Each line with the string "Visits" is to be copied from the records below.

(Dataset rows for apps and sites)
◇ ◇ ◇ ◇

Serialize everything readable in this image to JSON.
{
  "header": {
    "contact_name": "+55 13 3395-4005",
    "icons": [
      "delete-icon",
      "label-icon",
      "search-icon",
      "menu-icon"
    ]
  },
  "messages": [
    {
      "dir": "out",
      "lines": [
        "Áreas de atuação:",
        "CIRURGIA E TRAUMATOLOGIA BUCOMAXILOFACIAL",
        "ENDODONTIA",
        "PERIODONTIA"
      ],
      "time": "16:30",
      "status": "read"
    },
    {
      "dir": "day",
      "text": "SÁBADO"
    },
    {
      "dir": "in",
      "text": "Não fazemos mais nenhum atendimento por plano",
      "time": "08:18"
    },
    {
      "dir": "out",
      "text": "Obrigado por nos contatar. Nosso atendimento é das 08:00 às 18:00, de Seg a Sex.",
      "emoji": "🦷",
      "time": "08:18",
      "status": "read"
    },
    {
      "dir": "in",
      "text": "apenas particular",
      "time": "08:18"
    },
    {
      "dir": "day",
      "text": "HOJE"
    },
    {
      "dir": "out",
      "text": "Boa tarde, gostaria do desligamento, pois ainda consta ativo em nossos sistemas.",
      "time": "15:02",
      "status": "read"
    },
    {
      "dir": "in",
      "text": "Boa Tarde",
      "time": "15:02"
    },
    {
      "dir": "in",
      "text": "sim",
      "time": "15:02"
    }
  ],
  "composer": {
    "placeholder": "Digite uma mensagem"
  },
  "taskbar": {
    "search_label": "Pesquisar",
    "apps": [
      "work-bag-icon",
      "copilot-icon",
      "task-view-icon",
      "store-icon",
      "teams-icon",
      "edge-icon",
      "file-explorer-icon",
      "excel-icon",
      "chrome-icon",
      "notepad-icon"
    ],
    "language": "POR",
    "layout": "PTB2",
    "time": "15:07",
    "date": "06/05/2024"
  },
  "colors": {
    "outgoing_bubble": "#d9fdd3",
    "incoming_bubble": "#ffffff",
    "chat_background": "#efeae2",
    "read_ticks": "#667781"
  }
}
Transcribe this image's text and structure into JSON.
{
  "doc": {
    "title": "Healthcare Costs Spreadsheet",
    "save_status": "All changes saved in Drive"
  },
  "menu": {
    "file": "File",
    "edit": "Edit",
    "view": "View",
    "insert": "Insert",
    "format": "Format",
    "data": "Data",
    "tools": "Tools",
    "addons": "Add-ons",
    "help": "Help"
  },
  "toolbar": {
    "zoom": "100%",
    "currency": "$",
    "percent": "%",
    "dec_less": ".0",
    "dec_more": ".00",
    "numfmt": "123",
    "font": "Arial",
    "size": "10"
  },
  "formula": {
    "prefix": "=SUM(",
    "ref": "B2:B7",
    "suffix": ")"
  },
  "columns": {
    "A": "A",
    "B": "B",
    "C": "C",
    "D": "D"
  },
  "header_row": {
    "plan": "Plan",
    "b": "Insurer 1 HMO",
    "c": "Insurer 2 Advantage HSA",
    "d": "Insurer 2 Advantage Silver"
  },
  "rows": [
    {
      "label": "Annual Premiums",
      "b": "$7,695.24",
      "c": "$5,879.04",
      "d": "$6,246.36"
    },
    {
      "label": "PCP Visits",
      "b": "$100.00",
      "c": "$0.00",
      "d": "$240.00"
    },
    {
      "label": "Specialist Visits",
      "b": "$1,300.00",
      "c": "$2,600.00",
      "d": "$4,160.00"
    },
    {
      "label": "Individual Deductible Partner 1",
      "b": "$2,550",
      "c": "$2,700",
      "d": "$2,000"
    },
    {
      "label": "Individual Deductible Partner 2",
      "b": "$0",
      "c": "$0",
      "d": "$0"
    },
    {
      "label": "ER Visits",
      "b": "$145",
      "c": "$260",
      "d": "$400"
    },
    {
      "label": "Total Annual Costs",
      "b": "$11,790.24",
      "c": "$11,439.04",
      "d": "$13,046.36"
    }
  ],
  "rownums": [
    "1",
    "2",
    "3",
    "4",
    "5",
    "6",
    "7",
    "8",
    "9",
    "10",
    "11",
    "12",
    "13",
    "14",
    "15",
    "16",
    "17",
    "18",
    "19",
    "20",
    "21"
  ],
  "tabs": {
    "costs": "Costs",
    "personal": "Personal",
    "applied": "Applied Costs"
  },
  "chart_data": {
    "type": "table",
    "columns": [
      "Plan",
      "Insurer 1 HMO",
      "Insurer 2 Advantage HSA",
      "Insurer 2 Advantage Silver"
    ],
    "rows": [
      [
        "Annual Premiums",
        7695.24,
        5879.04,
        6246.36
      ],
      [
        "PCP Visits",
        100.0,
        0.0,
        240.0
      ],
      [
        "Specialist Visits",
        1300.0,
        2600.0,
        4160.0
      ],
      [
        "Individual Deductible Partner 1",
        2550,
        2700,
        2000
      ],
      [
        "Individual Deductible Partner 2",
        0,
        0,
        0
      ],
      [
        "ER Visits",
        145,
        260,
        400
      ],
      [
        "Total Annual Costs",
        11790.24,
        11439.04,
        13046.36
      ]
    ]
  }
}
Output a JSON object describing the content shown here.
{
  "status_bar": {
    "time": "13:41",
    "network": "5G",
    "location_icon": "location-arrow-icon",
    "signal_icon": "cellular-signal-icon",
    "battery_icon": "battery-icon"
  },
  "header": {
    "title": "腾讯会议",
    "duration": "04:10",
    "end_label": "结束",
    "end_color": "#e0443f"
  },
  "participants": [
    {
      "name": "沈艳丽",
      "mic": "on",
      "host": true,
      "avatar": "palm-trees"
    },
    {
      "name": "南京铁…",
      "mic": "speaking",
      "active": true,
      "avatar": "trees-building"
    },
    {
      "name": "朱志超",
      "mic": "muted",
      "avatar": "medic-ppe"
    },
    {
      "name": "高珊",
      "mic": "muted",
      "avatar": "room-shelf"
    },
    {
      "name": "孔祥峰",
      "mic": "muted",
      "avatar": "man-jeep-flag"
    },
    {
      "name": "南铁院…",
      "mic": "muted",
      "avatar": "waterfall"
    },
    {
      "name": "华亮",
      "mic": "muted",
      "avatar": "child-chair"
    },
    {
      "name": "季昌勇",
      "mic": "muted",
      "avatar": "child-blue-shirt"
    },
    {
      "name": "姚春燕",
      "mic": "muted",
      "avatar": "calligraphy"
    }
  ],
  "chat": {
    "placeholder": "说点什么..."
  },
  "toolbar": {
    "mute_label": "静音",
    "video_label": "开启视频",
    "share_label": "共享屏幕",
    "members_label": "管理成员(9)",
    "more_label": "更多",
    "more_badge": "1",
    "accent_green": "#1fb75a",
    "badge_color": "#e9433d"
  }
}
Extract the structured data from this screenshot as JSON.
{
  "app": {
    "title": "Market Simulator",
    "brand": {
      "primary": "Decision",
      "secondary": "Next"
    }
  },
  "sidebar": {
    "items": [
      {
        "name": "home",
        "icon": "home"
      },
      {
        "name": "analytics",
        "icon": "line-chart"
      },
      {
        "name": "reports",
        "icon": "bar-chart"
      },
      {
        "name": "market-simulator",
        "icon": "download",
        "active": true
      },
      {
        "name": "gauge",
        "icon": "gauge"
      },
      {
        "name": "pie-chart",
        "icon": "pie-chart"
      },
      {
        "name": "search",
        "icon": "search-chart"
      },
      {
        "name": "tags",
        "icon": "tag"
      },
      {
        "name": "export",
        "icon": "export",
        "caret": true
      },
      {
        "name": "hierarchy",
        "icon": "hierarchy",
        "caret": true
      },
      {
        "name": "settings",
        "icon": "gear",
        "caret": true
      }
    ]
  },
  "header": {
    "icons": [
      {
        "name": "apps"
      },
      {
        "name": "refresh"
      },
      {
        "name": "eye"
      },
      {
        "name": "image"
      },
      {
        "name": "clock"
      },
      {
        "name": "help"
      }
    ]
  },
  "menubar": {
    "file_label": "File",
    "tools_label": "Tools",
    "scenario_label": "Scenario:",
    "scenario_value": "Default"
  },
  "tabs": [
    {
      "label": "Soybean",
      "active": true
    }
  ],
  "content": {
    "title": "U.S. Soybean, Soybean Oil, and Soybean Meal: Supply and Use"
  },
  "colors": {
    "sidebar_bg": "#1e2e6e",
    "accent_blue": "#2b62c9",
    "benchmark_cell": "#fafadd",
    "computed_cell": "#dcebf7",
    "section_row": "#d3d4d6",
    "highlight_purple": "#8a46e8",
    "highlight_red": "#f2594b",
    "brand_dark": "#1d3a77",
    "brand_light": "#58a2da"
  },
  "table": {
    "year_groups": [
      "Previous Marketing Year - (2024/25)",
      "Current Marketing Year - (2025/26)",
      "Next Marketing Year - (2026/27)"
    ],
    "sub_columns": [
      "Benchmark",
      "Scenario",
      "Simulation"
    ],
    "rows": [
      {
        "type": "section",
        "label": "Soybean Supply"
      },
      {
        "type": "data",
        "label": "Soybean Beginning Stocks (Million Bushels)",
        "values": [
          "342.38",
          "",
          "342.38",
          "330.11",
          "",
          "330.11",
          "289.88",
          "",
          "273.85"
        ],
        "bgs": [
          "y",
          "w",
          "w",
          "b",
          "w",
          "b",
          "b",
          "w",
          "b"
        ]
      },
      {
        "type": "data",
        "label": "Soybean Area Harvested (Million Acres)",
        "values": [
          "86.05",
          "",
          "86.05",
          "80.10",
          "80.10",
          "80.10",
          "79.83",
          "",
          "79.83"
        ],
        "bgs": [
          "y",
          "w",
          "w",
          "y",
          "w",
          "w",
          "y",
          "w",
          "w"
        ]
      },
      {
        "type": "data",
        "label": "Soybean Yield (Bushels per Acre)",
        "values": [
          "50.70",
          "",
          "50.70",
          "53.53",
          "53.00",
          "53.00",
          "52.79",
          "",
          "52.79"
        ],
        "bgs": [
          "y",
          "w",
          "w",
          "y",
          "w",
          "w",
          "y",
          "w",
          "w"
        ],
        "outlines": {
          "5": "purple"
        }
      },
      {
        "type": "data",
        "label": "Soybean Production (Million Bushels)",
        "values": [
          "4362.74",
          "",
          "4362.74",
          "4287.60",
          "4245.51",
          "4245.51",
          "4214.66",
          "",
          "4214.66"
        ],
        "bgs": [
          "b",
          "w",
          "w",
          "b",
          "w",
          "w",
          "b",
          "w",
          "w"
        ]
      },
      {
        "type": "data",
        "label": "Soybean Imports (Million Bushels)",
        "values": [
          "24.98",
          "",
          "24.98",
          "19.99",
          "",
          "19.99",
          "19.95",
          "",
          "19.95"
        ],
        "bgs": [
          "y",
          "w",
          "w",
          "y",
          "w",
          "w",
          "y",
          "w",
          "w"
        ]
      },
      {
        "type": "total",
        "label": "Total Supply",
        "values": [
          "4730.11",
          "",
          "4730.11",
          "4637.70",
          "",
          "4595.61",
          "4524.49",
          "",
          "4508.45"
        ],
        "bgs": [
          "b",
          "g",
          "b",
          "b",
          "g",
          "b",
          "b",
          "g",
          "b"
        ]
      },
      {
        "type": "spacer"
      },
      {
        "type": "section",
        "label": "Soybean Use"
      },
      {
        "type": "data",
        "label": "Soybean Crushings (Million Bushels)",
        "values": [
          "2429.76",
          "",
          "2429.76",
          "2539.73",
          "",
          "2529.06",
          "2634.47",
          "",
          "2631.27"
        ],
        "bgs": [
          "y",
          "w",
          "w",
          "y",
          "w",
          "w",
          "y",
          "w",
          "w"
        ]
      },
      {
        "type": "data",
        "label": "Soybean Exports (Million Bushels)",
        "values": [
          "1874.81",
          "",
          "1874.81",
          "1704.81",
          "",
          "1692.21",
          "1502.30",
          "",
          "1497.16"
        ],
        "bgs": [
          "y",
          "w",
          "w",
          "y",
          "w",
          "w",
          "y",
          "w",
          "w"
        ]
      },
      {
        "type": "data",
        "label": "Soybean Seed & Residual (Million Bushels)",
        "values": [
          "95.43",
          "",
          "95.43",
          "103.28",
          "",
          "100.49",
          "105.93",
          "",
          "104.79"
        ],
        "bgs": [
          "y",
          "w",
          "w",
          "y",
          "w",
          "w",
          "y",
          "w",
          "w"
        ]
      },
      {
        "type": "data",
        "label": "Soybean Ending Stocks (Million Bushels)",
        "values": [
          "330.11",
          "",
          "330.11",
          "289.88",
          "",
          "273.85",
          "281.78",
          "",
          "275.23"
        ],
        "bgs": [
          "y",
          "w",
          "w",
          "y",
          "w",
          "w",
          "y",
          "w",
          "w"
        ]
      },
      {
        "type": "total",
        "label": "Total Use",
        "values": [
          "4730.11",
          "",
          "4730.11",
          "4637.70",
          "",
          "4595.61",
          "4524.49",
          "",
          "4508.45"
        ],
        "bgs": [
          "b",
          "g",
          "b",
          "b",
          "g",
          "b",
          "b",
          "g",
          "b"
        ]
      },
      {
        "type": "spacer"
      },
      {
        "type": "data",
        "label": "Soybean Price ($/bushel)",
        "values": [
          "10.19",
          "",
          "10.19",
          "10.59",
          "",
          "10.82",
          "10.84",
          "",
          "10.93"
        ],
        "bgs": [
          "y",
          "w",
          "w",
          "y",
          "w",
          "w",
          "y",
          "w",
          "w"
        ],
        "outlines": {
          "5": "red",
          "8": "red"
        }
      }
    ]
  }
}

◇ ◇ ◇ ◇

→ EXERCISE RESULT
      "label": "PCP Visits",
      "label": "Specialist Visits",
      "label": "ER Visits",
        "PCP Visits",
        "Specialist Visits",
        "ER Visits",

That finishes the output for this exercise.